Friendship Paradox: the friendship paradox is the phenomenon observed by the sociologist Scott L. Feld in 1991 in which most people have, on average, fewer friends than their friends.
Let’s be honest for a moment: what do you feel after checking your social networks? Joy, inspiration, love or good, sadness and anxiety? If it is the latter, you should know that you are not alone and most surprising: this may be the effect it produces on all users. For a long time, we have been talking about the beneficial or negative impact of social networks on people. Serious studies in this regard suggest that they trigger anxiety and unhappiness; Of course, in that respect, they continue, after all, they have become a very important factor in the daily life of many.
The Friendship Paradox
Anyway, it will not be strange for almost anyone to have ever thought that our friends have a better time, have more resources and, if that was not enough, they have many more friends than us.
Although it may seem only a toxic thought without evidence, the statistics suggest that no, that our friends actually have more friends than us, are richer and have more fun. All this for a phenomenon known as the friendship paradox.
The evidence of our misfortune and desolation -well, this is an exaggeration-, that is, the friendship paradox was discovered by the sociologist Scott Feld in 1991 when he was conducting a study on the properties of social networks.
Recall that the study of networks is used in many fields and hence have given off several explanations of strange and interesting phenomena, such as Dunbar’s famous number and the Small World Experiment. In this case, the paradox appears in a great variety of situations and can be expressed in a mathematical way, that is, in a few words: yes, your friends – and mine – have more friends than you.
Network researchers explain this paradoxical effect as a result of the very topology of networks, that is, how they are connected and structured. This is why the phenomenon has been found both in social networks of real life and in virtual ones. In MIT Technology Review it is explained as follows:
- The paradox arises because the number of friends that people have is distributed according to a law of power rather than a normal linear relationship. That is to say, that most people have few friends, while a smaller number of people have many friends.
- It is this small second group that produces the paradox. For starters, those who have many friends are more likely to be among your friends. And when this is the case, they make it significantly increase the average number of friends of your friends. That’s why, on average, your friends have more friends than you.
Apparently, Nobody Escapes
In more recent studies on the paradox of friendship it has been found that it is very likely that other characteristics such as the wealth and happiness of our friends have the same distribution as that of their friends, that is, although these factors are more complex than measure and quantify, it has been discovered that they share the same topology of the network and therefore, it can be said that your friends – in addition to having more friends than you on average – not satisfied with that, are happier and richer.
This phenomenon is called the “generalized friendship paradox” (GFP, General Friendship Paradox ), and refers to the fact that several personal factors are connected in the same way as the nodes of the network and, therefore, will present the same paradoxical nature.
For example: in one of the studies, academic networks of scientists and their coauthors of articles were analyzed; In short, it was concluded that the coauthors of a scientist will always have more co-authors, publications and will be more cited than him.
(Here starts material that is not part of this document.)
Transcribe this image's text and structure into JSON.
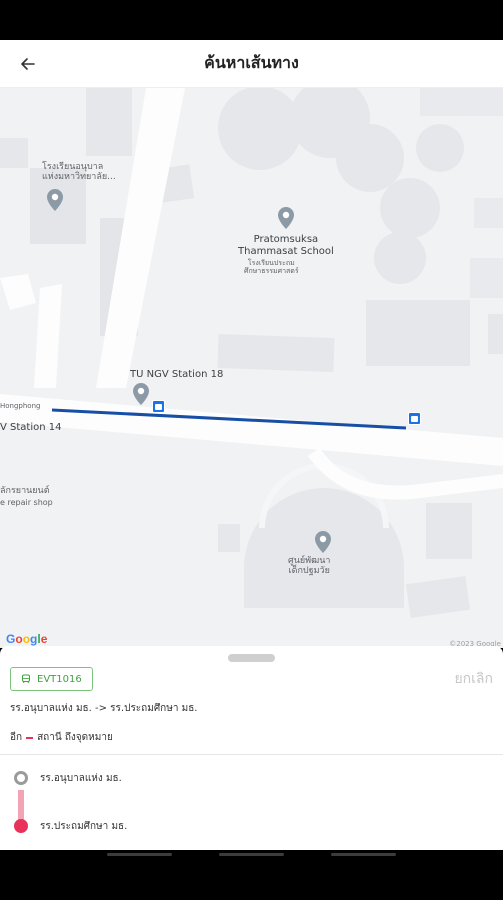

Yes, again the “devastating” effect of GFP.
And what is the use of all this besides showing us -and following in exaggeration- our sad reality? The discovery of the paradox of friendship and the study of how it works has several applications, one of which is to understand the nature of the networks for marketing purposes, but also to predict and slow down the epidemiological outbreaks that are so worrying to scientists. at present.
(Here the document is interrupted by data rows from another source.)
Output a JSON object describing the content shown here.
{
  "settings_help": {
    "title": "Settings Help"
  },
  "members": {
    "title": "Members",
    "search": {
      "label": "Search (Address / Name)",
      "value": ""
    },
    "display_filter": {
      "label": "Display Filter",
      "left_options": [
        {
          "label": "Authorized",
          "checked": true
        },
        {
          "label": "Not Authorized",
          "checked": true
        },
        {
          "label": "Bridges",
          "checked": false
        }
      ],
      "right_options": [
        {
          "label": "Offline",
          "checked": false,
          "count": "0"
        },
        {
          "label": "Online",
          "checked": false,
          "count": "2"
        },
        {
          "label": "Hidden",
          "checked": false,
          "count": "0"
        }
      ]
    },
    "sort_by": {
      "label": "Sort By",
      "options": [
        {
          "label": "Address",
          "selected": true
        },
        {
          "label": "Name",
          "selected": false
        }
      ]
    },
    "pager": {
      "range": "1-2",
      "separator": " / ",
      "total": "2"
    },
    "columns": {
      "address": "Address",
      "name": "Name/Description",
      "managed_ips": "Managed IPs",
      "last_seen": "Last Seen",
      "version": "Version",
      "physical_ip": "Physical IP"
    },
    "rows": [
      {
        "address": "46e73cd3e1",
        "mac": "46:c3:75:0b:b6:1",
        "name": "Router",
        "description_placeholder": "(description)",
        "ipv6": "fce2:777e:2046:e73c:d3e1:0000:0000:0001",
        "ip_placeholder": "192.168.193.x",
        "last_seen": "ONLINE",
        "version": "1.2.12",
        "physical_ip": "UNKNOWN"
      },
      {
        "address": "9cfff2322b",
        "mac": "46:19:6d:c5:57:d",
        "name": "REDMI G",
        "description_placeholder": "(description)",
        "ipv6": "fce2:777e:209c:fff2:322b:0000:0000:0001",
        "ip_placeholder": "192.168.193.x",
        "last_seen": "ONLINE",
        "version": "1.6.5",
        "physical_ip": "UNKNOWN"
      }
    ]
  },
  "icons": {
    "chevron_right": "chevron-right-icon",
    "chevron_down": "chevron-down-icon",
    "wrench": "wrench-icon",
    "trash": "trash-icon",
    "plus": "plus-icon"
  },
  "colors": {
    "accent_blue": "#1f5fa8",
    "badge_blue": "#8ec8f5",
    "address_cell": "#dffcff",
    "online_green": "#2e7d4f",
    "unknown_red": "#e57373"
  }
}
So, the next time you review your social networks remember this paradox; but also that the effects of these platforms are not general welfare and that the aspirational happiness that is so promoted in the networks is nothing more than a consumer product.